The data
== Segment start ==

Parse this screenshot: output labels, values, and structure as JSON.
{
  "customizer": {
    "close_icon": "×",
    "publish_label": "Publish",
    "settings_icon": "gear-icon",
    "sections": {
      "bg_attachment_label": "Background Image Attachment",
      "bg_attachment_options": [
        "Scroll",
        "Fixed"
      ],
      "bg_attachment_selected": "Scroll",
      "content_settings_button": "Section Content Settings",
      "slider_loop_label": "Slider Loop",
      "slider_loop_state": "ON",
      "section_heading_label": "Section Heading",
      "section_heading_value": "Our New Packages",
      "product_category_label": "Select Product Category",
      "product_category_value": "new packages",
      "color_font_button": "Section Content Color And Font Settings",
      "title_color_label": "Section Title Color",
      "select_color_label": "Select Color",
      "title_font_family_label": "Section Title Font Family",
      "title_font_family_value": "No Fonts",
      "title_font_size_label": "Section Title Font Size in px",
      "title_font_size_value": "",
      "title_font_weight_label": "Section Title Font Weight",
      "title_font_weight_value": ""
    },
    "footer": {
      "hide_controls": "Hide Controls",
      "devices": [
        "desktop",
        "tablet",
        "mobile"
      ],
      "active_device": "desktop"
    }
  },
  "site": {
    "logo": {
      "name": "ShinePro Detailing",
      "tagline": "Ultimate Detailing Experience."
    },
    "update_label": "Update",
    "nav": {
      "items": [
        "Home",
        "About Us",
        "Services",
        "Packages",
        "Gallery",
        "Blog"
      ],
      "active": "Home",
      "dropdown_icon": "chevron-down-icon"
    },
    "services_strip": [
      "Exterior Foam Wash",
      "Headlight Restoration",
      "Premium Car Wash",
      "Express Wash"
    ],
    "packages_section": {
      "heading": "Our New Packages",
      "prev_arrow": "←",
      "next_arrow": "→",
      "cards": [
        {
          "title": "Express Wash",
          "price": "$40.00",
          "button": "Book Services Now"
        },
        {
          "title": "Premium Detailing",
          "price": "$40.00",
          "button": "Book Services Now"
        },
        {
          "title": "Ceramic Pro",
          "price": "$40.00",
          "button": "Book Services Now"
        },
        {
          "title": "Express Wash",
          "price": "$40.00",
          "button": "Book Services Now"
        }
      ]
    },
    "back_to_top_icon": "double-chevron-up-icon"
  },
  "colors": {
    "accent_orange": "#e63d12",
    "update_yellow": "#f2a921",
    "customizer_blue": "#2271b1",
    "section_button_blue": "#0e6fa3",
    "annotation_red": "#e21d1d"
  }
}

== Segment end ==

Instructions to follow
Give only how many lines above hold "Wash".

Written solution
5